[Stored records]
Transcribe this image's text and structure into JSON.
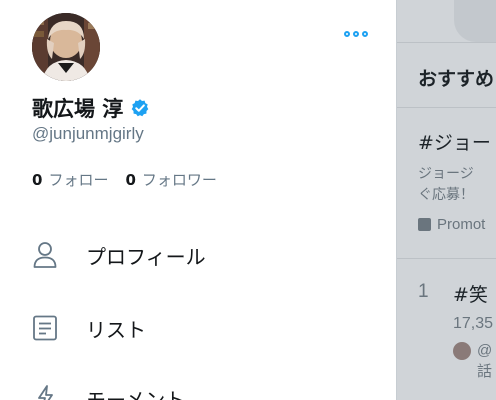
{
  "profile": {
    "display_name": "歌広場 淳",
    "handle": "@junjunmjgirly",
    "following_count": "0",
    "following_label": "フォロー",
    "followers_count": "0",
    "followers_label": "フォロワー"
  },
  "menu": {
    "items": [
      {
        "label": "プロフィール",
        "icon": "person-icon"
      },
      {
        "label": "リスト",
        "icon": "list-icon"
      },
      {
        "label": "モーメント",
        "icon": "moments-icon"
      }
    ]
  },
  "background": {
    "section_heading": "おすすめ",
    "promoted_trend": {
      "tag": "#ジョー",
      "description_line1": "ジョージ",
      "description_line2": "ぐ応募！",
      "promoted_label": "Promot"
    },
    "trend_1": {
      "rank": "1",
      "tag": "#笑",
      "count": "17,35",
      "user": "@",
      "talk": "話"
    }
  },
  "colors": {
    "accent": "#1da1f2",
    "text_primary": "#14171a",
    "text_secondary": "#657786",
    "overlay": "#d0d4d8"
  }
}
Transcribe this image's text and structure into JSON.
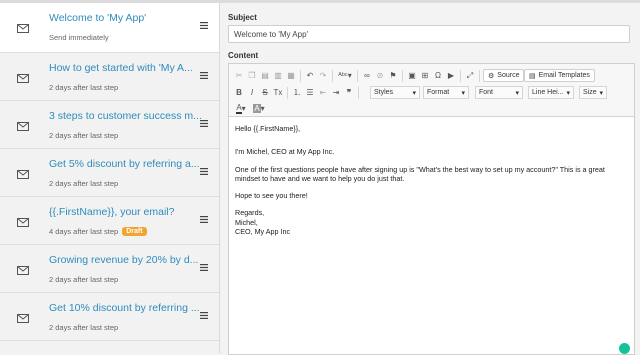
{
  "steps": [
    {
      "title": "Welcome to 'My App'",
      "sub": "Send immediately",
      "badge": ""
    },
    {
      "title": "How to get started with 'My A...",
      "sub": "2 days after last step",
      "badge": ""
    },
    {
      "title": "3 steps to customer success m...",
      "sub": "2 days after last step",
      "badge": ""
    },
    {
      "title": "Get 5% discount by referring a...",
      "sub": "2 days after last step",
      "badge": ""
    },
    {
      "title": "{{.FirstName}}, your email?",
      "sub": "4 days after last step",
      "badge": "Draft"
    },
    {
      "title": "Growing revenue by 20% by d...",
      "sub": "2 days after last step",
      "badge": ""
    },
    {
      "title": "Get 10% discount by referring ...",
      "sub": "2 days after last step",
      "badge": ""
    }
  ],
  "form": {
    "subject_label": "Subject",
    "subject_value": "Welcome to 'My App'",
    "content_label": "Content"
  },
  "toolbar": {
    "source": "Source",
    "email_templates": "Email Templates",
    "styles": "Styles",
    "format": "Format",
    "font": "Font",
    "line_height": "Line Hei...",
    "size": "Size"
  },
  "body": {
    "greeting": "Hello {{.FirstName}},",
    "intro": "I'm Michel, CEO at My App Inc.",
    "para": "One of the first questions people have after signing up is \"What's the best way to set up my account?\" This is a great mindset to have and we want to help you do just that.",
    "hope": "Hope to see you there!",
    "regards": "Regards,",
    "name": "Michel,",
    "title": "CEO, My App Inc"
  }
}
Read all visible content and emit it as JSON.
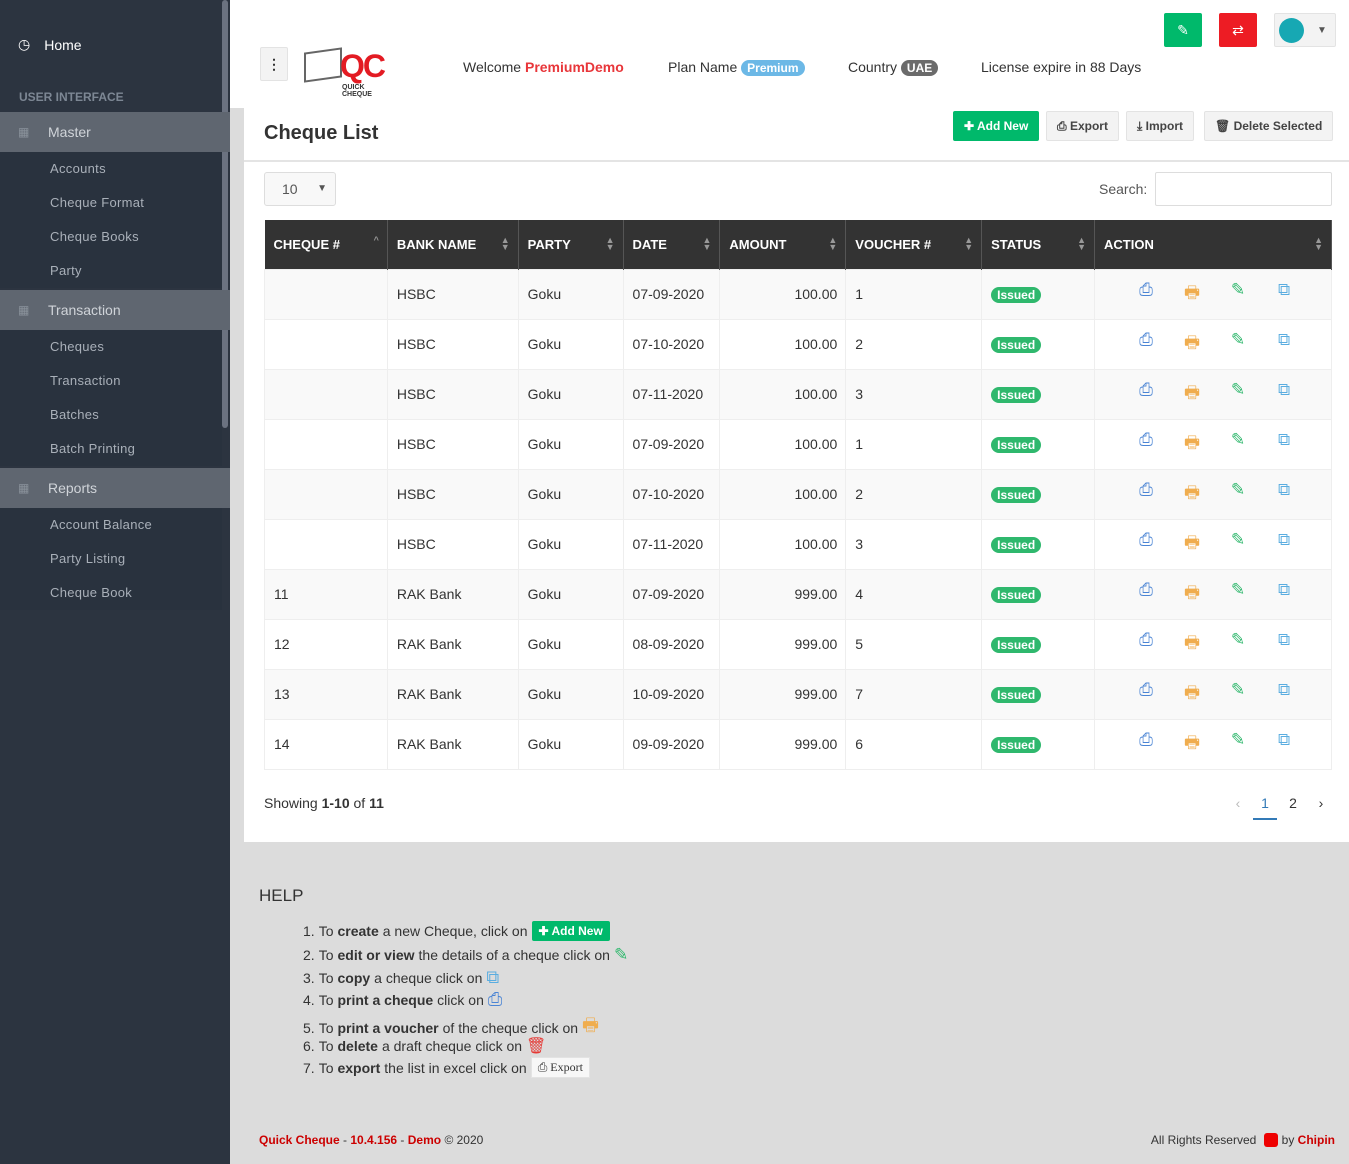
{
  "sidebar": {
    "home": "Home",
    "section_header": "USER INTERFACE",
    "sections": [
      {
        "label": "Master",
        "icon": "sitemap-icon",
        "items": [
          "Accounts",
          "Cheque Format",
          "Cheque Books",
          "Party"
        ]
      },
      {
        "label": "Transaction",
        "icon": "leaf-icon",
        "items": [
          "Cheques",
          "Transaction",
          "Batches",
          "Batch Printing"
        ]
      },
      {
        "label": "Reports",
        "icon": "book-icon",
        "items": [
          "Account Balance",
          "Party Listing",
          "Cheque Book"
        ]
      }
    ]
  },
  "header": {
    "logo_text": "QC",
    "logo_sub": "QUICK CHEQUE",
    "welcome_label": "Welcome",
    "username": "PremiumDemo",
    "plan_label": "Plan Name",
    "plan": "Premium",
    "country_label": "Country",
    "country": "UAE",
    "license": "License expire in 88 Days",
    "colors": {
      "green": "#00b96b",
      "red": "#ed1c24",
      "plan": "#6cb8e6",
      "country": "#6b6b6b"
    }
  },
  "page": {
    "title": "Cheque List",
    "buttons": {
      "add": "Add New",
      "export": "Export",
      "import": "Import",
      "delete": "Delete Selected"
    },
    "page_size": "10",
    "search_label": "Search:",
    "search_value": "",
    "columns": [
      "CHEQUE #",
      "BANK NAME",
      "PARTY",
      "DATE",
      "AMOUNT",
      "VOUCHER #",
      "STATUS",
      "ACTION"
    ],
    "rows": [
      [
        "",
        "HSBC",
        "Goku",
        "07-09-2020",
        "100.00",
        "1",
        "Issued"
      ],
      [
        "",
        "HSBC",
        "Goku",
        "07-10-2020",
        "100.00",
        "2",
        "Issued"
      ],
      [
        "",
        "HSBC",
        "Goku",
        "07-11-2020",
        "100.00",
        "3",
        "Issued"
      ],
      [
        "",
        "HSBC",
        "Goku",
        "07-09-2020",
        "100.00",
        "1",
        "Issued"
      ],
      [
        "",
        "HSBC",
        "Goku",
        "07-10-2020",
        "100.00",
        "2",
        "Issued"
      ],
      [
        "",
        "HSBC",
        "Goku",
        "07-11-2020",
        "100.00",
        "3",
        "Issued"
      ],
      [
        "11",
        "RAK Bank",
        "Goku",
        "07-09-2020",
        "999.00",
        "4",
        "Issued"
      ],
      [
        "12",
        "RAK Bank",
        "Goku",
        "08-09-2020",
        "999.00",
        "5",
        "Issued"
      ],
      [
        "13",
        "RAK Bank",
        "Goku",
        "10-09-2020",
        "999.00",
        "7",
        "Issued"
      ],
      [
        "14",
        "RAK Bank",
        "Goku",
        "09-09-2020",
        "999.00",
        "6",
        "Issued"
      ]
    ],
    "showing": {
      "prefix": "Showing",
      "range": "1-10",
      "of": "of",
      "total": "11"
    },
    "pagination": {
      "prev": "‹",
      "pages": [
        "1",
        "2"
      ],
      "current": "1",
      "next": "›"
    }
  },
  "help": {
    "title": "HELP",
    "items": [
      {
        "n": "1.",
        "pre": "To",
        "bold": "create",
        "post": "a new Cheque, click on"
      },
      {
        "n": "2.",
        "pre": "To",
        "bold": "edit or view",
        "post": "the details of a cheque click on"
      },
      {
        "n": "3.",
        "pre": "To",
        "bold": "copy",
        "post": "a cheque click on"
      },
      {
        "n": "4.",
        "pre": "To",
        "bold": "print a cheque",
        "post": "click on"
      },
      {
        "n": "5.",
        "pre": "To",
        "bold": "print a voucher",
        "post": "of the cheque click on"
      },
      {
        "n": "6.",
        "pre": "To",
        "bold": "delete",
        "post": "a draft cheque click on"
      },
      {
        "n": "7.",
        "pre": "To",
        "bold": "export",
        "post": "the list in excel click on"
      }
    ]
  },
  "footer": {
    "app": "Quick Cheque",
    "version": "10.4.156",
    "edition": "Demo",
    "copy": "© 2020",
    "rights": "All Rights Reserved",
    "by": "by",
    "company": "Chipin"
  }
}
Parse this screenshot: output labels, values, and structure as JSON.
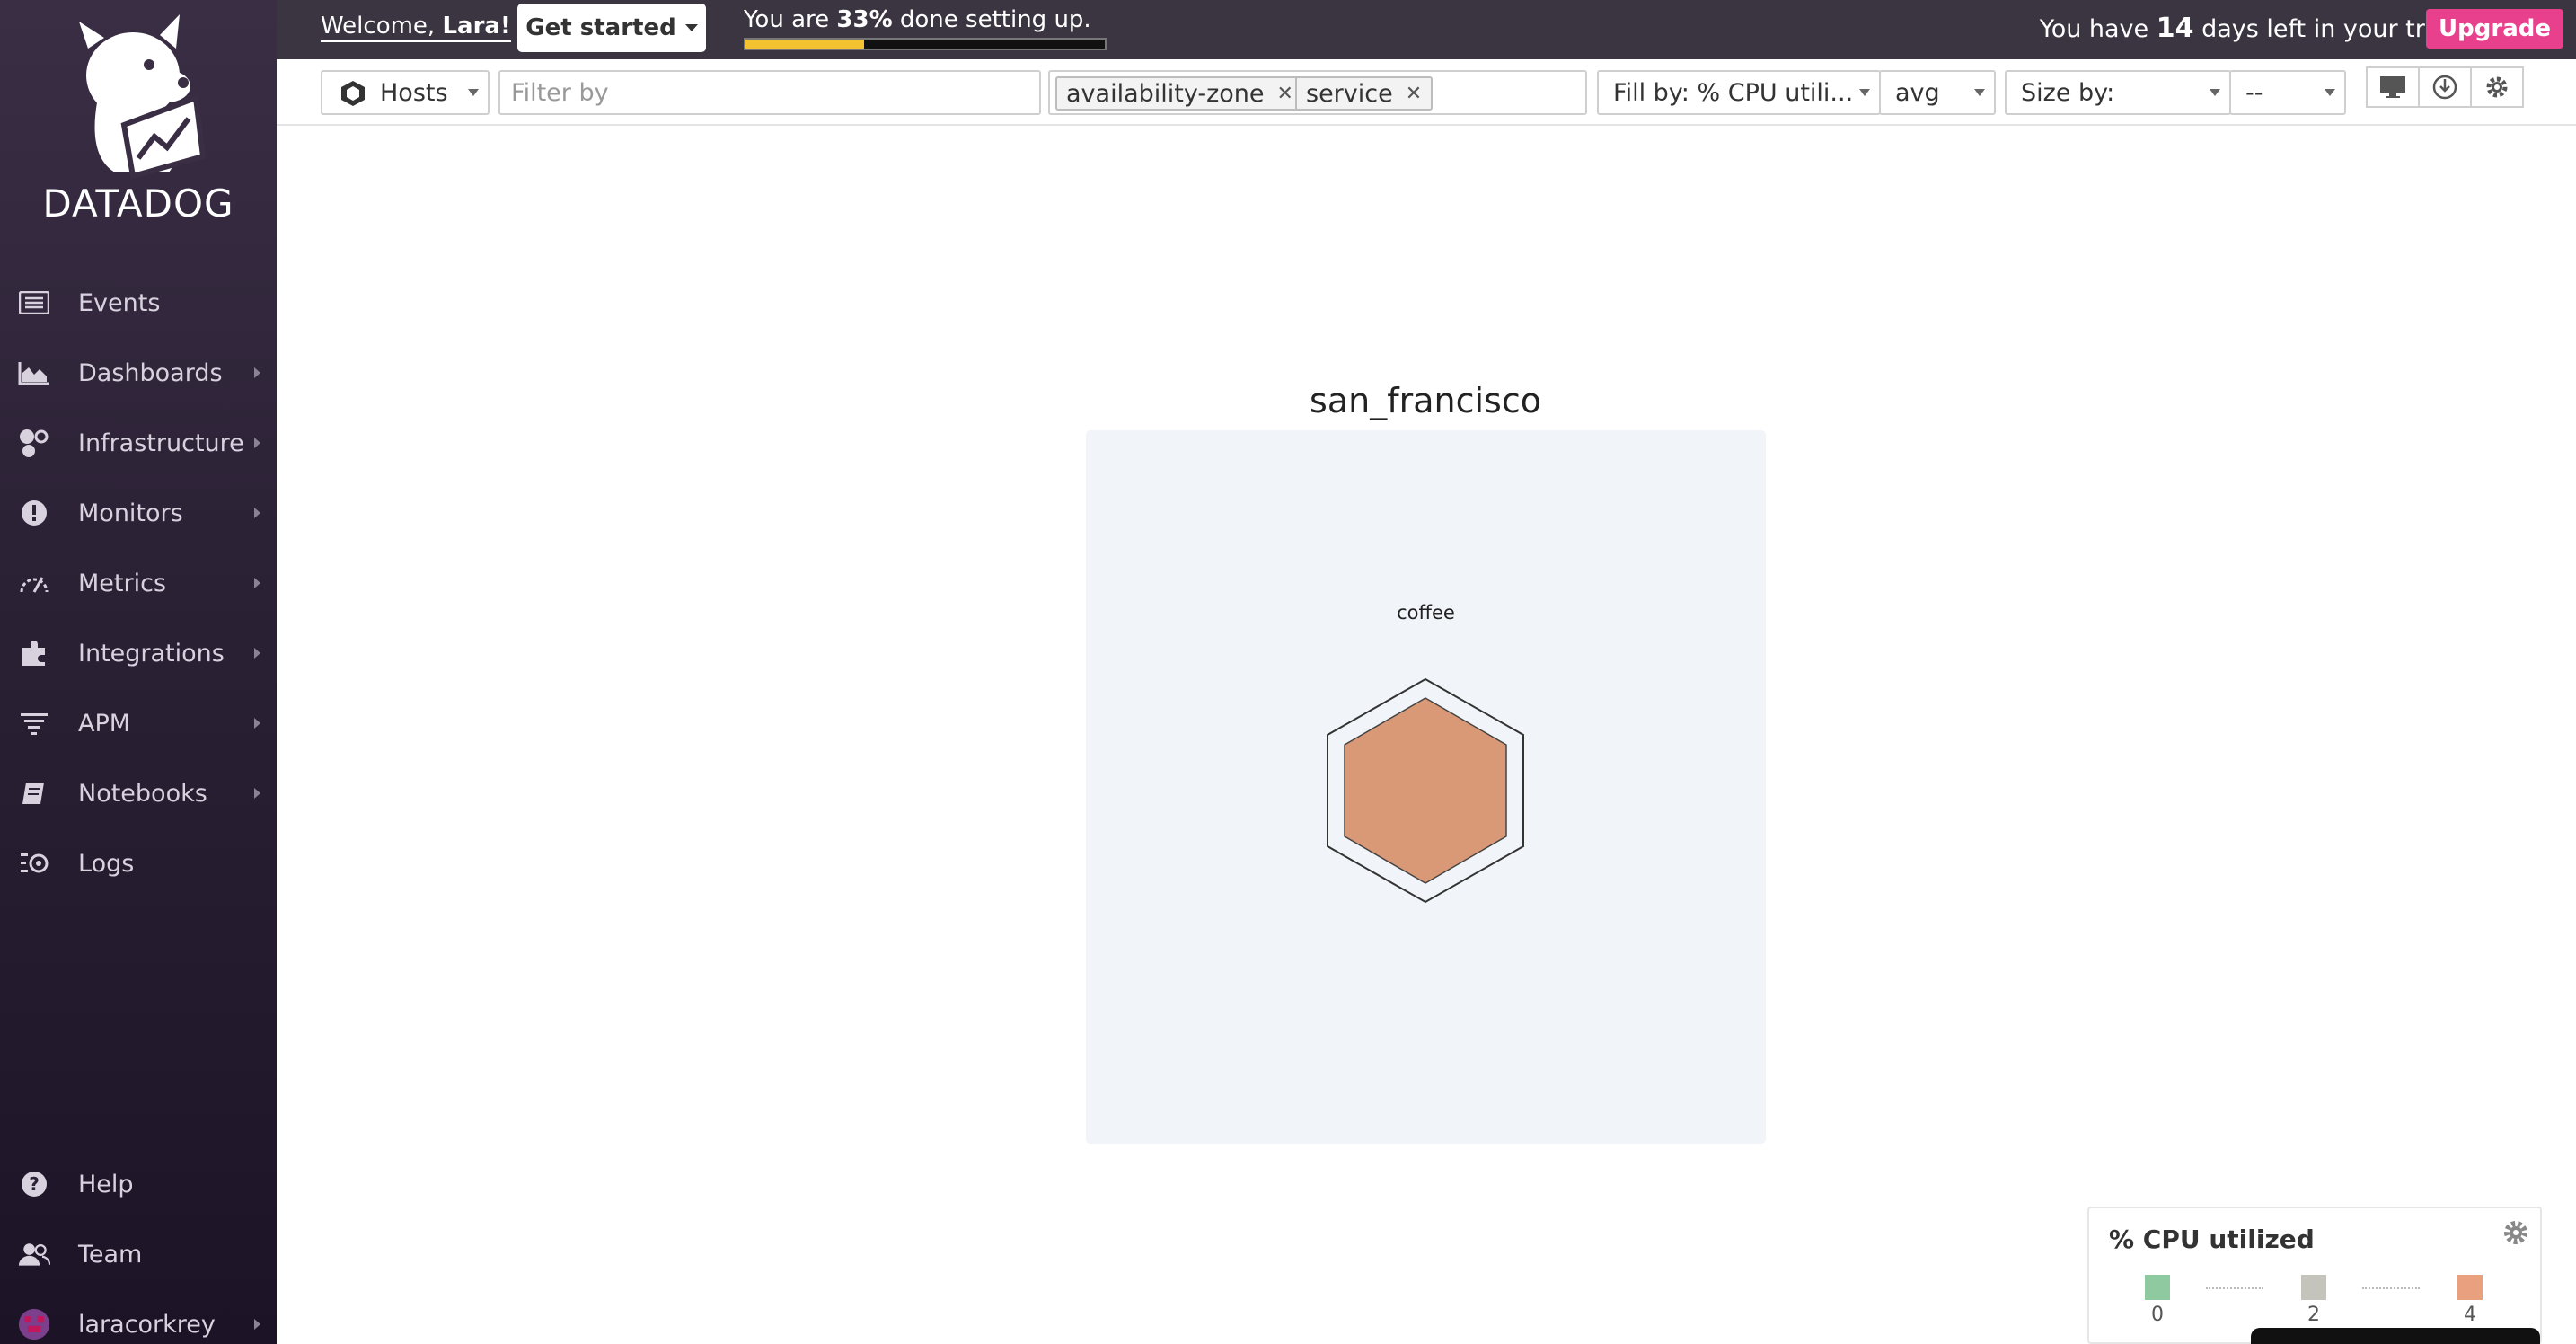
{
  "sidebar": {
    "logo_text": "DATADOG",
    "items": [
      {
        "label": "Events",
        "icon": "list-icon",
        "arrow": false
      },
      {
        "label": "Dashboards",
        "icon": "area-chart-icon",
        "arrow": true
      },
      {
        "label": "Infrastructure",
        "icon": "hexagons-icon",
        "arrow": true
      },
      {
        "label": "Monitors",
        "icon": "alert-circle-icon",
        "arrow": true
      },
      {
        "label": "Metrics",
        "icon": "gauge-icon",
        "arrow": true
      },
      {
        "label": "Integrations",
        "icon": "puzzle-icon",
        "arrow": true
      },
      {
        "label": "APM",
        "icon": "filter-lines-icon",
        "arrow": true
      },
      {
        "label": "Notebooks",
        "icon": "notebook-icon",
        "arrow": true
      },
      {
        "label": "Logs",
        "icon": "logs-icon",
        "arrow": false
      }
    ],
    "bottom_items": [
      {
        "label": "Help",
        "icon": "question-circle-icon",
        "arrow": false
      },
      {
        "label": "Team",
        "icon": "users-icon",
        "arrow": false
      },
      {
        "label": "laracorkrey",
        "icon": "avatar",
        "arrow": true
      }
    ]
  },
  "topbar": {
    "welcome_prefix": "Welcome, ",
    "welcome_name": "Lara!",
    "get_started_label": "Get started",
    "progress_prefix": "You are ",
    "progress_percent": "33%",
    "progress_suffix": " done setting up.",
    "progress_fraction": 0.33,
    "trial_prefix": "You have ",
    "trial_days": "14",
    "trial_suffix": " days left in your trial.",
    "upgrade_label": "Upgrade"
  },
  "toolbar": {
    "view_select": "Hosts",
    "filter_placeholder": "Filter by",
    "group_tags": [
      "availability-zone",
      "service"
    ],
    "fill_by": "Fill by: % CPU utili...",
    "aggregation": "avg",
    "size_by": "Size by:",
    "size_value": "--"
  },
  "map": {
    "group_title": "san_francisco",
    "host_label": "coffee",
    "host_fill_color": "#d99876"
  },
  "legend": {
    "title": "% CPU utilized",
    "ticks": [
      "0",
      "2",
      "4"
    ],
    "colors": [
      "#8fc9a0",
      "#c4c4bc",
      "#e8a07e"
    ]
  }
}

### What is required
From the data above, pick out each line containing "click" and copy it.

### Written solution
        "post": "a new Cheque, click on"
        "post": "the details of a cheque click on"
        "post": "a cheque click on"
        "post": "click on"
        "post": "of the cheque click on"
        "post": "a draft cheque click on"
        "post": "the list in excel click on"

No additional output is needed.